There was only one ballerina who could make the tutu what it is, and was, in 1832, Marie Taglioni, the era’s superstar, and the dancer whose style defined the Romantic ballet movement. In her leading role as an airy woodlands sprite in La Sylphide, Taglioni brought evervescence, lightness and grace to the stage unlike any of her acrobatic predecessors. She seemed weightless—in part thanks to her tutu, the world’s first, designed by Eugène Lami. (Taglioni, whom Joseph Cornell was obsessed with, also stars in Encyclopedia of the Exquisite.)

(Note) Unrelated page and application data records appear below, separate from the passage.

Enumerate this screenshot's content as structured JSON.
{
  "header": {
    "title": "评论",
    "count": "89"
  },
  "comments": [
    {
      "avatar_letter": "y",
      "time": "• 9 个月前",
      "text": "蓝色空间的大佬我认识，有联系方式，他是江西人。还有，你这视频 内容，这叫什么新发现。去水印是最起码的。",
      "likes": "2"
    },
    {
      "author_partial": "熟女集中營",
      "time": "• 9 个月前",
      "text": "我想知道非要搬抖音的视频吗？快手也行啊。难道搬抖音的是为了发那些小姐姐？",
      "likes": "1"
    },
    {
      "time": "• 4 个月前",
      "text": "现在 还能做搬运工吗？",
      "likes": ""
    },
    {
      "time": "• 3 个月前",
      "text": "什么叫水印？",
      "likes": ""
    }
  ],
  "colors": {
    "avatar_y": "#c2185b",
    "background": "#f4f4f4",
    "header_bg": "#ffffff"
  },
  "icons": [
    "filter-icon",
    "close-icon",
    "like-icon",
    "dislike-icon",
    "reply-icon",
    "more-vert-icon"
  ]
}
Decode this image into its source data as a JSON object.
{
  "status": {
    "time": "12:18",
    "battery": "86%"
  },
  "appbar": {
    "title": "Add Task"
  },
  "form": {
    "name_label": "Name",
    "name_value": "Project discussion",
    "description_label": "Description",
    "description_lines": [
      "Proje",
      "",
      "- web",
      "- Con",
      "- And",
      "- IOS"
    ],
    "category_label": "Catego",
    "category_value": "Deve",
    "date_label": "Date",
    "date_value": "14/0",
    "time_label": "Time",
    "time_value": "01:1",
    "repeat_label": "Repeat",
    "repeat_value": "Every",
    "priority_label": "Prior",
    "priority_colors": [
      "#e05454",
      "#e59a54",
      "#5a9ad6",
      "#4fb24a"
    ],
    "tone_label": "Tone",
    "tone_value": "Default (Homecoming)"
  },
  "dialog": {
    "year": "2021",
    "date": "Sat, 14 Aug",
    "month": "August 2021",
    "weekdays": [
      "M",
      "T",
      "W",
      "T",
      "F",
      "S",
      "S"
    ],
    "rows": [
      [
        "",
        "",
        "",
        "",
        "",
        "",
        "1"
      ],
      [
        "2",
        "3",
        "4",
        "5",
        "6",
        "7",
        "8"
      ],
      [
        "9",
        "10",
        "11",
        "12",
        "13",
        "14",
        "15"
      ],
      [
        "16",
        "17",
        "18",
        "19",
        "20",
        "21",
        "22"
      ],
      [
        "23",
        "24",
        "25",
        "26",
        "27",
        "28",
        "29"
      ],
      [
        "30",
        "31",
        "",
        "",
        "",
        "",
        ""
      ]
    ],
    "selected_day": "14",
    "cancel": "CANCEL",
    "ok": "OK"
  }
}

Parisian fashion editors went wild for Taglioni, celebrating not only her spritely dancing, but her lilting costume, which made it look like she flew. The dress was made of layered cotton gauze, with puffed sleeves and a floating transparent belt in blue silk. She wore flowers in her bodice and a crown of wildflowers in her hair. Her simple satin slippers, though popular in the ballroom, were new to the ballet, and are still worn by ballerinas everywhere today. To complete the look—a pair of transparent wings.
But while Taglioni’s costume might seem full of innocence and light now, in her own time it was the stuff of seduction. Shapely legs! Transparent skirts! Theophile Gaultier called the tutu an “abuse of white gauze, tulle and tarlatan,” and the tutu took its name from the French slang, cucu or petit cul, meaning the behind.